The two oscillators are both based on a single CD4069 Hex inverter chip. CD4069 is a very versatile chip that can be used for a myriad of digital and analogue applications. For example, Two inverter of an CD4069 can make a simple cheap and rugged square wave generator /digital clock (as in this example). One inverter of the CD4069 can be used as a buffer and to drive a heavy load (in this case it drives a computer microphone input decoupler covered in the next step).
The two oscillator are RC type of oscillator, meaning the resistance (R) and capacitance (C) set the frequency of oscillation.
the frequency is = 1/(2*pi*R*C)
A high resistance or capacitance produces a low frequency and vice versa.
Step 3: A Signal Decoupler
A signal decoupler electrically isolates two devices while passing a signal between them. This is very important in cutting out interference noise and for safety.
In the previous example, I used a voltage controlled resistor to decouple and feed the tone from the VCO into my laptop's microphone input.
This setup reduces the noise that my laptop's microphone input can pick up from the circuit and protects my laptop from the circuit (you can burn the microphone input if you put too much voltage into it) .
I will show two configurations to decouple a laptop microphone input. The two configurations are based on the type of laptop microphone input. There are some laptop microphone inputs that provide power to the microphone and some that don't.
Step 4: Some Technical Details
An LED is a current device, meaning it responds to current change change not voltage change.
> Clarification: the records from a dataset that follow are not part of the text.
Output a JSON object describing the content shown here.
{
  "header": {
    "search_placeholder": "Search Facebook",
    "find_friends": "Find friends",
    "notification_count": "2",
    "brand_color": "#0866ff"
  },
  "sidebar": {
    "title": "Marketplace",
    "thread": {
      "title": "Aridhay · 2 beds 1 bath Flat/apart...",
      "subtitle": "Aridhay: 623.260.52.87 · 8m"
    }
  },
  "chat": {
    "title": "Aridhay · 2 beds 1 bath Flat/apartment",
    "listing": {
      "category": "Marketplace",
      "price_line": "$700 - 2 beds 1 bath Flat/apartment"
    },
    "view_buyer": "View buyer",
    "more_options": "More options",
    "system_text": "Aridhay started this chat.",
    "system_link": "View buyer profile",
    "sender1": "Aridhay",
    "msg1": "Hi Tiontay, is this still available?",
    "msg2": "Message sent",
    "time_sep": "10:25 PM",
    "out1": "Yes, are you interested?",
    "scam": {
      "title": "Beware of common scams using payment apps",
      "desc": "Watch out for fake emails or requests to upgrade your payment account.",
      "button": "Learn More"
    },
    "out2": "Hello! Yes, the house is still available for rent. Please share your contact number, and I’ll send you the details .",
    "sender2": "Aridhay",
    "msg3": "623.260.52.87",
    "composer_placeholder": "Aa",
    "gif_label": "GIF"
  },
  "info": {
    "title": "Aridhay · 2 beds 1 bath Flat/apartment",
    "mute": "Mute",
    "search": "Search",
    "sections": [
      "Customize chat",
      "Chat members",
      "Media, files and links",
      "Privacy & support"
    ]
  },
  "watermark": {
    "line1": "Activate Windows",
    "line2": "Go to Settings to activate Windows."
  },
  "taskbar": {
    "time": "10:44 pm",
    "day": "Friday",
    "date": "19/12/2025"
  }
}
The Voltage across an LED is always fixed (red LED have a voltage of 1.2V, white LEDs have higher voltages). So technically this device covered in this instructable is a CURRENT CONTROLLED RESISTOR.
However you can add a voltage to current converter to drive the LED. The simplest voltage to current converter device is a resistor.
A resistor converts voltage to current by means of OHMs law, so that the output current I=V(across R)/R.
The voltage across a resistor in series with an LED is Vinput-VLED (in a red LED it's Vinput-1.2V).
It is always a good idea to put a resistor in series with an LED because it protects the LED from over current which burns out the LED.
Another detail, the output light from an LED is not linearly proportional to the input current but changes exponentially.
I plotted the input current vs. the output resistance of the voltage controlled resistor in this instructable below. It clearly fits an exponential trend line.